This year some six lakh students skipped board exams in UP. The way they cheat khule aam is tauba-tauba. In Bihar I think assisting in cheating by climbing windows of multi storey buildings is a profession of sorts. It was nice to see students in chappals as I remember shoes could take on at least ten to twenty questions. If socks were taken into consideration then the complete exam could be managed unless you took the wrong subject notes. It reminded me of my days as a class ninth student.
In class ninth my Dad insisted that I must do “Punjab Matric” as it was called in those days. I was studying in a CBSE school then. He said that we all were going to stay in Punjab so a state degree would be instrumental in getting me a good job in Punjab Government. I had no choice and the more I resisted the more he got adamant. Once or twice I got a solid beating also for it.
Be that as it may, my first waterloo was arithmetic. As it is I was zero in maths. I got an MBD refresher from citas de paginas web apa Vir di Hatti in Kapurthala. I can never forget the author; it was Barkat Ram Nair and sons. It had calculations like which day of the week was Gandhi ji born. It was Friday if I still remember it correctly, don’t ask me the formula please. Profit and loss, shares and debentures were bouncers for me. I was algebra kinds as somehow I used to find that notty fellow called ‘x’.
My second waterloo was the Punjabi itself. My Punjabi was half Hindi and half Punjabi. To ratto the Punjabi “kaida” of “oora-aira” took me some time. I used to get mixed up with “matras” and of course the alphabets. “pappa” and “dhadda”, “mamma” and “sassa”, they all looked the same. Well, now that my matriculation form had been filled there was no way out.
My third waterloo was history. From the battles of Panipat, to revolt of 1857, from Shivaji, to the East India Company and of course Akbar, Birbal, Humayun and who was whose son, it was beyond me. I had a lot of cramming capacity as I used to participate in declamations and plays. So the only option was to by heart the father, son and son of a gun.
Saving grace was English. For Punjabi’s English was like going to the gallows. I remember I used to take exams in the evening sessions as a private candidate. I had also the unique distinction of being the only English medium candidate in that centre. As luck would have it I had all girls around me. Well, when it came to the English exam I was kicked and nudged by this girl sitting behind. “Baau kuj taan das de” (Sir tell me something at least). The one on the left kept winking at me; each wink meant the question number.

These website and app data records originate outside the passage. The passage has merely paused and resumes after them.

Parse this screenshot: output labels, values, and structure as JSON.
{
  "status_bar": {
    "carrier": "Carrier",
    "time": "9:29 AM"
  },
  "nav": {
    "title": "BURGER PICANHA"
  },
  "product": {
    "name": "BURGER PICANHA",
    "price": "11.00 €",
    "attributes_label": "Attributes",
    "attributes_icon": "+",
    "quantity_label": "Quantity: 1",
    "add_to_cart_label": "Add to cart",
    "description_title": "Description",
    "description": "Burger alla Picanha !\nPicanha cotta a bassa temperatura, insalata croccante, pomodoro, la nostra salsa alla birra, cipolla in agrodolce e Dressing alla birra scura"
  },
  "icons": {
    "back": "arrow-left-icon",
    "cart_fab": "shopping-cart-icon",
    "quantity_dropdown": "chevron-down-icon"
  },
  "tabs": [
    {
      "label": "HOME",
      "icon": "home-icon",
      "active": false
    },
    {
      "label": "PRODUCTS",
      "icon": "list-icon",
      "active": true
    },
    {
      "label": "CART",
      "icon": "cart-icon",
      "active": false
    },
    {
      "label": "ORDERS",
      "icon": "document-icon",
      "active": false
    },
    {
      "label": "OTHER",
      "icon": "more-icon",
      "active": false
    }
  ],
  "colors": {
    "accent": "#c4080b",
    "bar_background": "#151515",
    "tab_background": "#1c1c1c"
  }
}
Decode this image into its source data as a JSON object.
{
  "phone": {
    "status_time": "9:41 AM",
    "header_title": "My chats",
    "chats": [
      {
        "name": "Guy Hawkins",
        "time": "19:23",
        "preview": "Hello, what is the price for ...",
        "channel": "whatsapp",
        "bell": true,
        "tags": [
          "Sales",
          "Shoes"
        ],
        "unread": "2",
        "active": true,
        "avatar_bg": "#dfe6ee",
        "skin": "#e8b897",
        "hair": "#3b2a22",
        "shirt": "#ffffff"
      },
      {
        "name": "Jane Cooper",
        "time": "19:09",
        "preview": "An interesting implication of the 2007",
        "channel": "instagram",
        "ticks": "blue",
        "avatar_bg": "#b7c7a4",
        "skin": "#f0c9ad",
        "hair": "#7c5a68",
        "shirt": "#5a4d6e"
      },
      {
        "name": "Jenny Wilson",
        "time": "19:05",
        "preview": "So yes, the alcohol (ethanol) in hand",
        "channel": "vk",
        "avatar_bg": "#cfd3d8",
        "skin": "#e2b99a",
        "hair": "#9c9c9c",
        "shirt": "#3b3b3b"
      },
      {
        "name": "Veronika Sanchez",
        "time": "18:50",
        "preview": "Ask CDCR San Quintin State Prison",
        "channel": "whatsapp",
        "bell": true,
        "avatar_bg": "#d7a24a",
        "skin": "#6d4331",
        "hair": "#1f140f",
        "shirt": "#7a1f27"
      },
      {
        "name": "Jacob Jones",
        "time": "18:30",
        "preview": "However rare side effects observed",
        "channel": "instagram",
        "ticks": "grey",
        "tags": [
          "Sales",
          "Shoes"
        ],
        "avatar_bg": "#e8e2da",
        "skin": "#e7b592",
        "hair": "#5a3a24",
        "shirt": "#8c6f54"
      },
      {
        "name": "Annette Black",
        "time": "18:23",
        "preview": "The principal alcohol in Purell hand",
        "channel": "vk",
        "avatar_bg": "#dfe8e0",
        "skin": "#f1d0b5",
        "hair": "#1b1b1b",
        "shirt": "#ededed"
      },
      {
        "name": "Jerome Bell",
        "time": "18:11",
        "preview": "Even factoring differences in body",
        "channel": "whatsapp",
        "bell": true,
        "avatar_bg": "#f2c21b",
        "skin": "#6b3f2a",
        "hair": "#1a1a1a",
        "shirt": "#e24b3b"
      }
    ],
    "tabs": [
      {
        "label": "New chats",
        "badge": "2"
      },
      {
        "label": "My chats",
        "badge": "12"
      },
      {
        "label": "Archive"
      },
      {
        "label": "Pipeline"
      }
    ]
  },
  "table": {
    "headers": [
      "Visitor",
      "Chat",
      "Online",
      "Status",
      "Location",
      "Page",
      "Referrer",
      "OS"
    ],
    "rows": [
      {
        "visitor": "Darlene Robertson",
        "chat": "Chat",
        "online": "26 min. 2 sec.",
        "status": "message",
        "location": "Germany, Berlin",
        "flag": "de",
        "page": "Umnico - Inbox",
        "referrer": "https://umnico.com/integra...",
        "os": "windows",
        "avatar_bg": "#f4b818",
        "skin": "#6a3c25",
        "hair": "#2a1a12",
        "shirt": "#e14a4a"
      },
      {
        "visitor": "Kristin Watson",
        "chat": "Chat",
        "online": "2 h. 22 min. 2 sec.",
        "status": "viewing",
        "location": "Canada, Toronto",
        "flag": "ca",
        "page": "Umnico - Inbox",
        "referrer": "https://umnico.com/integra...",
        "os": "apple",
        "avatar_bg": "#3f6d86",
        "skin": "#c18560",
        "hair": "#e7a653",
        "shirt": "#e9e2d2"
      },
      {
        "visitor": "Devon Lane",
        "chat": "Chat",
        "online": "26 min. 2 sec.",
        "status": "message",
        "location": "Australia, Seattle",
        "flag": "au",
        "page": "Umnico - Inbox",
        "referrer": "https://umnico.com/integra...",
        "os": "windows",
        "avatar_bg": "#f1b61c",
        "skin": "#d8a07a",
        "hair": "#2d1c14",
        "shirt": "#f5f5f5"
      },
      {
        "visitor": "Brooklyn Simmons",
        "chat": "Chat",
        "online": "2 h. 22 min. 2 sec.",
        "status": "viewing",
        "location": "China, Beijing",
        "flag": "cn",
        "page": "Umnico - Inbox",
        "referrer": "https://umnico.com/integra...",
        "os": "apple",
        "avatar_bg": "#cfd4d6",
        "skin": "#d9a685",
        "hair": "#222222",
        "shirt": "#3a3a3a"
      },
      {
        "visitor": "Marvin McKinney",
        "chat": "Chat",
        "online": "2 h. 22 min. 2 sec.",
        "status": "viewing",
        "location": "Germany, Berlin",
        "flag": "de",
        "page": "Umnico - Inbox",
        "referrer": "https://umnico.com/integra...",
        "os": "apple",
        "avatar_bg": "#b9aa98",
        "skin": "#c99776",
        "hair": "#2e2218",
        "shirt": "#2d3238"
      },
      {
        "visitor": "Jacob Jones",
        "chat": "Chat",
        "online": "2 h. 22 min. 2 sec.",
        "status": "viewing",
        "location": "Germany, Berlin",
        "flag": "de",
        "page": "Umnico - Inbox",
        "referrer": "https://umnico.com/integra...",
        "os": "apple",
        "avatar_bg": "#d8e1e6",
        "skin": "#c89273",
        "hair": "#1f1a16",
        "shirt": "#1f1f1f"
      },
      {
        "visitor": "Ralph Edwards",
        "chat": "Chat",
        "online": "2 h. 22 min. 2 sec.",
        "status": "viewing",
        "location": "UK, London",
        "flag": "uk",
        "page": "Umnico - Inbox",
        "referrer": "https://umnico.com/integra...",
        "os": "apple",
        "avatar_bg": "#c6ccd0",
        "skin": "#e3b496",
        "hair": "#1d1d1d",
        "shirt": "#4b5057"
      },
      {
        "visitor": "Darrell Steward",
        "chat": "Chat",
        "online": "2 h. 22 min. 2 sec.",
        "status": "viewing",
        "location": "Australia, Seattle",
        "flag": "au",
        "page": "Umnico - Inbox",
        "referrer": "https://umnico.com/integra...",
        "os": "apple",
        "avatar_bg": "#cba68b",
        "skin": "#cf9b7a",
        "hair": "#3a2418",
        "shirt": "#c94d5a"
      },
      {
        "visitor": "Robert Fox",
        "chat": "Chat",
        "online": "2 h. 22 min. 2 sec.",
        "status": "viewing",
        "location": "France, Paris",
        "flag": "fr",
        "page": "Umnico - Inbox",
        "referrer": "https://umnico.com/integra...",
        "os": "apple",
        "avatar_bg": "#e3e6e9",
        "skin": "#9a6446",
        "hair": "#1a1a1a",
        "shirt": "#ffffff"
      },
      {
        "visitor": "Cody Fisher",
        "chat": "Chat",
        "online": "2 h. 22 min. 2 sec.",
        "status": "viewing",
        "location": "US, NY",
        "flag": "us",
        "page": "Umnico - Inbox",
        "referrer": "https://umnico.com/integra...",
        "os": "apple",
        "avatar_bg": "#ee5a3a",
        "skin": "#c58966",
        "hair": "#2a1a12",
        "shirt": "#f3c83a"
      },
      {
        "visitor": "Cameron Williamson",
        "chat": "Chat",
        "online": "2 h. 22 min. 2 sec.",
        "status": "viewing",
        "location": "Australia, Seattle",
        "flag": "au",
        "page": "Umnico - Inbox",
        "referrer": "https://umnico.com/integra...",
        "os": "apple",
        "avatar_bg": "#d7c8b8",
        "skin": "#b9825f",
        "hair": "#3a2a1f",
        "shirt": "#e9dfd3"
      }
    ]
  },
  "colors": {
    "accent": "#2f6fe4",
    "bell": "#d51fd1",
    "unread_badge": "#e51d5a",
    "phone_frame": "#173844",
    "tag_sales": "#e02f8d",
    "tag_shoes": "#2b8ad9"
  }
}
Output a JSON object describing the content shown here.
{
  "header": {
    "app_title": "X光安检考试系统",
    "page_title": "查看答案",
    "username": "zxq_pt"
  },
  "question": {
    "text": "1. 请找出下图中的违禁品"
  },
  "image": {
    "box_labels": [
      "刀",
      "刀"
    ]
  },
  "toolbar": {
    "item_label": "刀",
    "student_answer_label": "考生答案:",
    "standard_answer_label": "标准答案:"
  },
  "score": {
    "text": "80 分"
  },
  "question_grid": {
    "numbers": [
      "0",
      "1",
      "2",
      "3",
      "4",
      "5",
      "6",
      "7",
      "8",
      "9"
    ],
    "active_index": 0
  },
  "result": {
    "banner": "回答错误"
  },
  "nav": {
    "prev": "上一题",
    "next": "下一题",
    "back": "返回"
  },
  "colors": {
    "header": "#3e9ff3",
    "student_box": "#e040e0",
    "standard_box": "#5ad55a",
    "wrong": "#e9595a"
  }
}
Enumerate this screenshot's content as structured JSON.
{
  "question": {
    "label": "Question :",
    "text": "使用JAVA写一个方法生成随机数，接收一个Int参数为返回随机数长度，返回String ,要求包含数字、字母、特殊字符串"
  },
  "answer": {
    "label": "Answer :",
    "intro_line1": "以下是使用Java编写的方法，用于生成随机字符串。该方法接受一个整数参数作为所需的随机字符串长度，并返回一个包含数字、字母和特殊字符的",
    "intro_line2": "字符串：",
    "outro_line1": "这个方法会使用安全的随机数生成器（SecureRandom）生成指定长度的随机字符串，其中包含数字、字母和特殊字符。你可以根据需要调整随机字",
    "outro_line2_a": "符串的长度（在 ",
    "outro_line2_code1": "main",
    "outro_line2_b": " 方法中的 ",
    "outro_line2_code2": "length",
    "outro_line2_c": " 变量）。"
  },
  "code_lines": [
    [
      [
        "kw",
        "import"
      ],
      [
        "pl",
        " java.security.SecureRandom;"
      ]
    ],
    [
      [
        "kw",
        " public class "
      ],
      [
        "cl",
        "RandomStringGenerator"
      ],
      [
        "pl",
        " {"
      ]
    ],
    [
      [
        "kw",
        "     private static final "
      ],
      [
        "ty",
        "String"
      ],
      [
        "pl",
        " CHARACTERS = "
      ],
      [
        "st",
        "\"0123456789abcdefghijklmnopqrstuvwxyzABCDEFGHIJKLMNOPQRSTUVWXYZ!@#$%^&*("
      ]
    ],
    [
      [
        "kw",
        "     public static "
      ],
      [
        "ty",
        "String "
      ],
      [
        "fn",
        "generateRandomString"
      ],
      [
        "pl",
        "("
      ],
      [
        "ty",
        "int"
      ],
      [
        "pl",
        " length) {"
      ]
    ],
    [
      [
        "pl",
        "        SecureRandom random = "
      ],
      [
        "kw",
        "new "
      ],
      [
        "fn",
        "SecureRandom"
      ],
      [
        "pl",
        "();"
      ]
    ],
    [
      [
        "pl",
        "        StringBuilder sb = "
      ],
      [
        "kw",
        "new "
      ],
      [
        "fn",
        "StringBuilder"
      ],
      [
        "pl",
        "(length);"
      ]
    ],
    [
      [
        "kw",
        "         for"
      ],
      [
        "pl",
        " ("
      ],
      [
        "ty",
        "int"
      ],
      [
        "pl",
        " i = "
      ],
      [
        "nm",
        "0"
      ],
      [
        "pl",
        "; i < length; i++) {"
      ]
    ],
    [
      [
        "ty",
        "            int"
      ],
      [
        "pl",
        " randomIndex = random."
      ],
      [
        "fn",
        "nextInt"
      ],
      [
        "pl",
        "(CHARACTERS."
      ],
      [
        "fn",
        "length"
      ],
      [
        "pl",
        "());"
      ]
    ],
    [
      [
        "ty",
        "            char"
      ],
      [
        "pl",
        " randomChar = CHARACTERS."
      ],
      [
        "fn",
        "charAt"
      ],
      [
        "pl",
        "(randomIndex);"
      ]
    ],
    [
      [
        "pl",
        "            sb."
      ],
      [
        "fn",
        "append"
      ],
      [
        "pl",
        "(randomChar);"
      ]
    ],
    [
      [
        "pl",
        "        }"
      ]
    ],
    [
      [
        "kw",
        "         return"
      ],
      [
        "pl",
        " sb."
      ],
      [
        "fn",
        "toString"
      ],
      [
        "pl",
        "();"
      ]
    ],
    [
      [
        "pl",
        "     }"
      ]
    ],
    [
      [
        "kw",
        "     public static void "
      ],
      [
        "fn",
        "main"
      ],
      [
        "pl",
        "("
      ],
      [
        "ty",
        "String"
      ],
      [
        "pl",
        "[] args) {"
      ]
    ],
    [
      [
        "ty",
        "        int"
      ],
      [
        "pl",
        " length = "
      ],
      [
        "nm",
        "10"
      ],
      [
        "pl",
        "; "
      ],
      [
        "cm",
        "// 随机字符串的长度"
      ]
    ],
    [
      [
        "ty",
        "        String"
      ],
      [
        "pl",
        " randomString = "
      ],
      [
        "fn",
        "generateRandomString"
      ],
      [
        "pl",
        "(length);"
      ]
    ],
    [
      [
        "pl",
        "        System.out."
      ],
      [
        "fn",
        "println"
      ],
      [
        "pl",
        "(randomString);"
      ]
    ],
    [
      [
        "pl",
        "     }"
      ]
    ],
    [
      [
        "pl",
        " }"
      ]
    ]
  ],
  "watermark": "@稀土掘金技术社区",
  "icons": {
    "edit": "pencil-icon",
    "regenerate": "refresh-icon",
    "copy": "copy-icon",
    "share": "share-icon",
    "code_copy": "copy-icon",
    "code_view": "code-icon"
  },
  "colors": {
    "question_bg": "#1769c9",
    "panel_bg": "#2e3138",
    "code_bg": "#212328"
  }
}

Where was Priya Prakash those days? The girl on the right kept tapping her pen and the one in front kept showing me fingers behind her neck, unfortunately she could not ask beyond question ten due to the limitation of the number of fingers.
The best part was that was the first time I saw where all ladies hide their “parchies”. Well, I don’t have to elaborate. I also came to learn where all they can write on their bodies, it was interesting. After the exam when one went to the toilet it appeared to be a “raddi ki dukan” with rolls and rolls of paper. As I later came to know that girls were striped to bare minimum to “excavate” their knowledge banks in form of chits.
Then came the maths exam and it was my turn to take favours. When I asked for the formula; they gave me the “faar-moolah”. I asked for the value of x they gave me back some “rakam”. Ede nal onu guna kar de, te ode naalon es nu manfi. I thought to myself if I got to fail I will fail myself and not take help from anyone to fail. And fail I did, I got a compartment in maths which I cleared subsequently.
Another funny thing my dad did was he wrote my date of birth as 1969 instead of 1963. Well, no one checked birth certificates then. The logic he gave was I will retire six years late. Good that I did not join “Gormint” of Punjab and my Sainik School mark sheet saw me through to NDA.
Indeed board exams are a nightmare for many. People claim they are double MAs etc but has any one of you done double matric? I have? Why did I do it? I still wonder!!!!!!!
© Noel Ellis